With only 2 months to plan, prepare and sell tickets, the two embarked on the adventure together — without ever having spoken face to face until the evening before the conference! How crazy would you have to be to be able to spontaneously lure ~200 participants to a brand new, completely unknown conference in the event no-man's land of Nuremberg (where Joschi is based)?

Joschi Kuphal and Marc Thiele on the stage of the Orpheum.

border:none 2013 became a huge success. Run as a non-profit event for only € 30 per person and embedded in the Nuremberg Web Week (aka Nuremberg Digital Festival), the tickets were sold out after only 2 weeks. Joschi and Marc received overwhelming encouragement, were supported without hesitation by 7 fantastic speakers and equally committed sponsors, and were still being badgered on the conference evening to make border:none a regular event. Such success was only made possible by the great community that gave the crazy project a chance and followed Joschi and Marc's call to Nuremberg.

Everyone who was there remembers border:none 2013 as an extraordinary event. And so it happens that Joschi and Marc — after 10 years of joking "We should actually do that again one day!" — really want to try again. So many things have happened in these 10 years: In our industry, in our lives, in our world. So why not re-invite the same speakers from back then, to the same place, and get their perspective on that time gone by, and on the future?

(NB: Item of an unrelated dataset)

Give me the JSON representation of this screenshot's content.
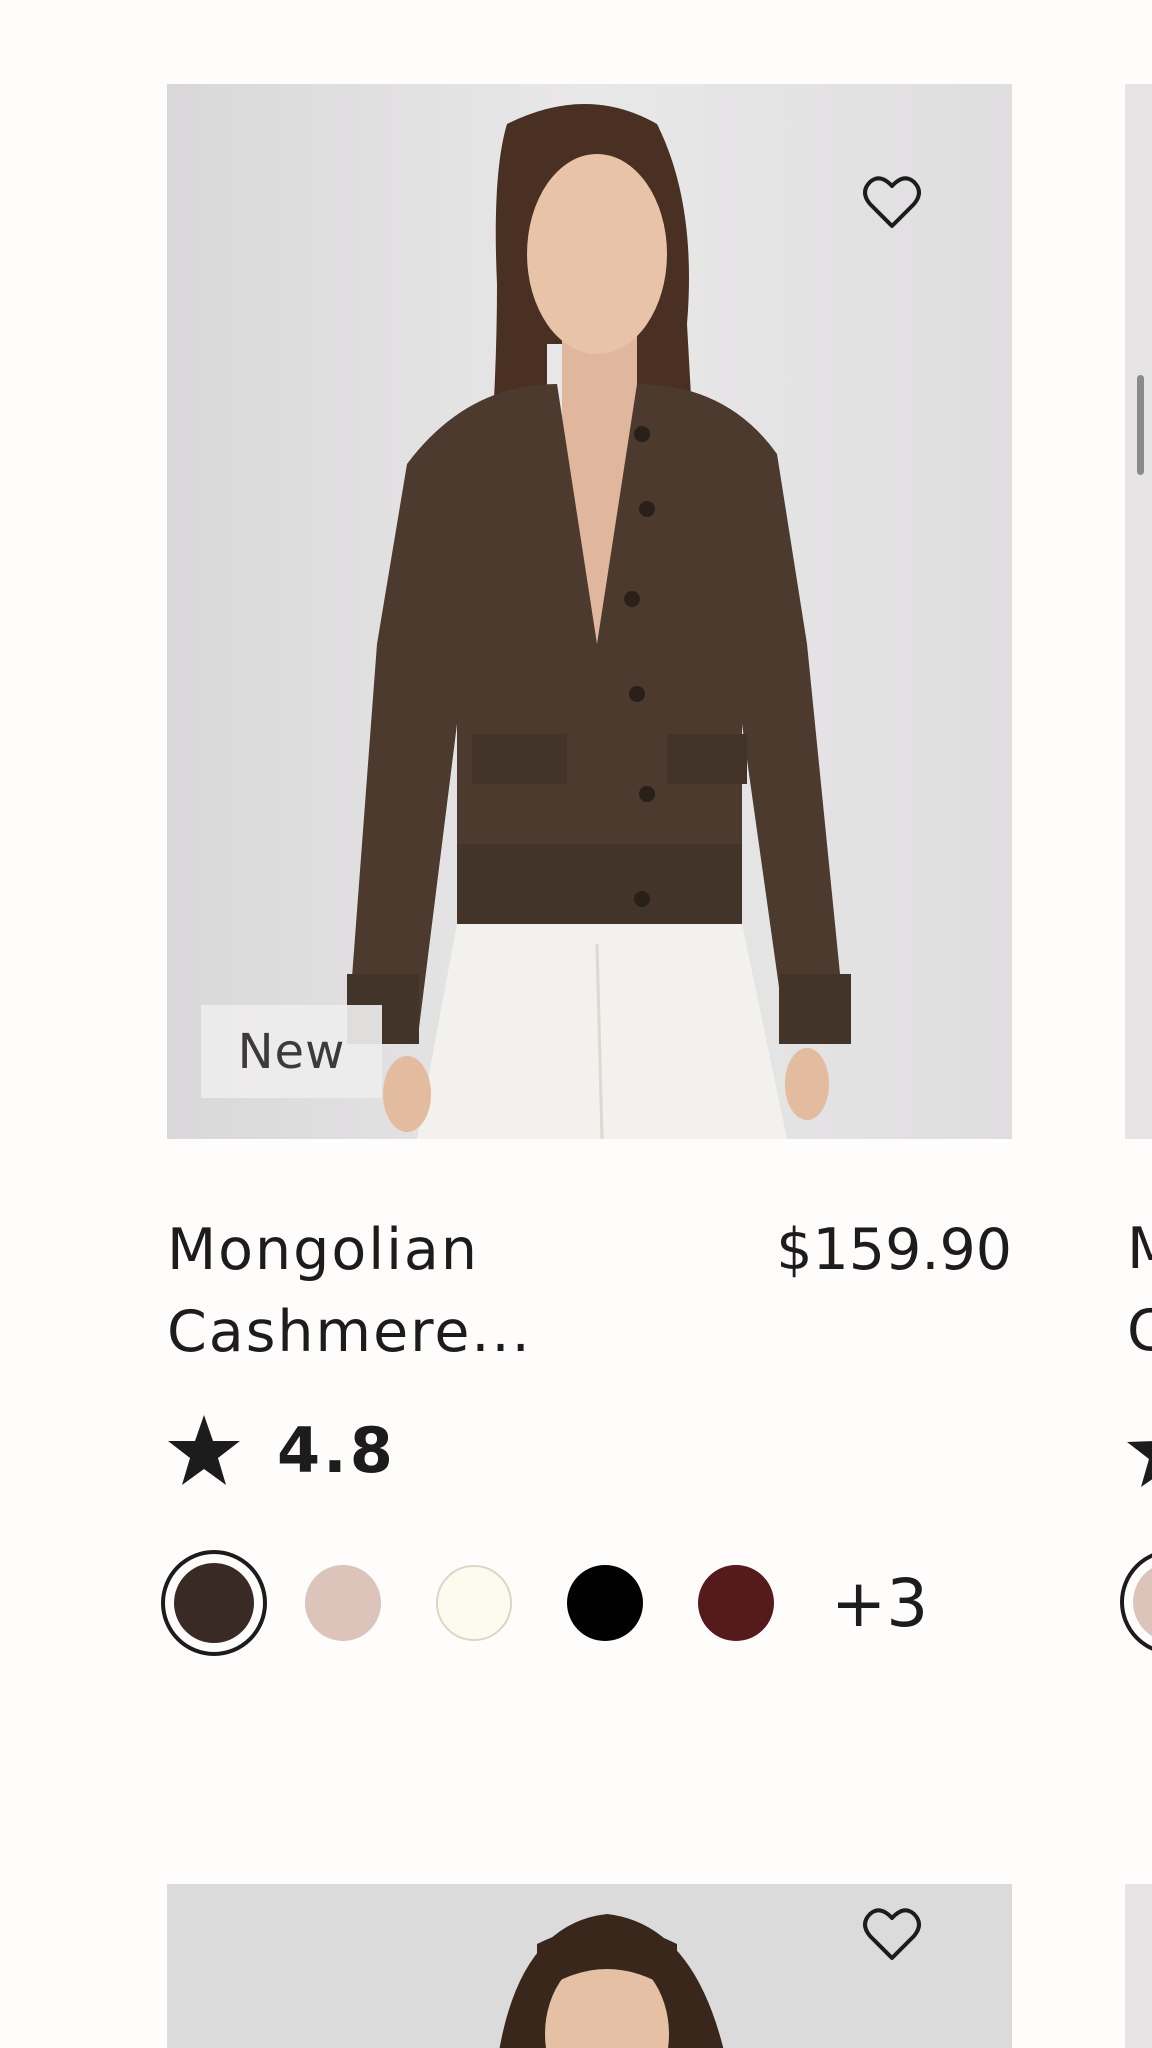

Join us on this journey through time and through the friendship that has connected us ever since. Become part of border:none 2023.

Group of people is standing outside of the Orpheum in Nuremberg, Germany


The venue: Orpheum-Lichtspielhaus

The historical Orpheum was built in 1910 as a glamorous cinema in the St. Johannis district of Nuremberg. Heavily damaged in the second world war, it got restored and re-opened in 1948. The triumphant advance of television sets forced the cinema to cease operation in the 60s. Since then, it has been a supermarket most of the time, finally ending up as a ruin in the late 90s. After being restored in 2010, again, it has been sporadically used as an event location. Since immediately after our border:none 2013 mini-conference, the Orpheum has served as a permanent venue for regular music events.

Get your ticket

We are delighted that you want to join us and make border:none 2023 as awesome as we believe it's going to be. Tickets will be available as of Tuesday, April 18th, 2023 at around 8 a.m. CEST via Tito. Payment methods are credit card or invoice. In case the form below is not visible or not working for you, please use this link to get your conference ticket.

As you can imagine, € 30 per ticket won't even remotely cover our expenses — so we fully rely on your support. Our tickets are donation based, which means that you're more than welcome to pay as much on top as you can afford. We'll do our best to provide a proper live stream during the event, but please note that this is not an online-only event and you will only get the full experience when joining us in presence at the Orpheum in Nuremberg.


Oh yes! We need them. Lots of them — as you can probably imagine if you've already glanced at the ticket price. We'll start actively searching for them soon. But in the meantime, if you have an idea or would like to get involved yourself, please get in touch with us right away. Every contribution helps, no matter how small. 🙏🏽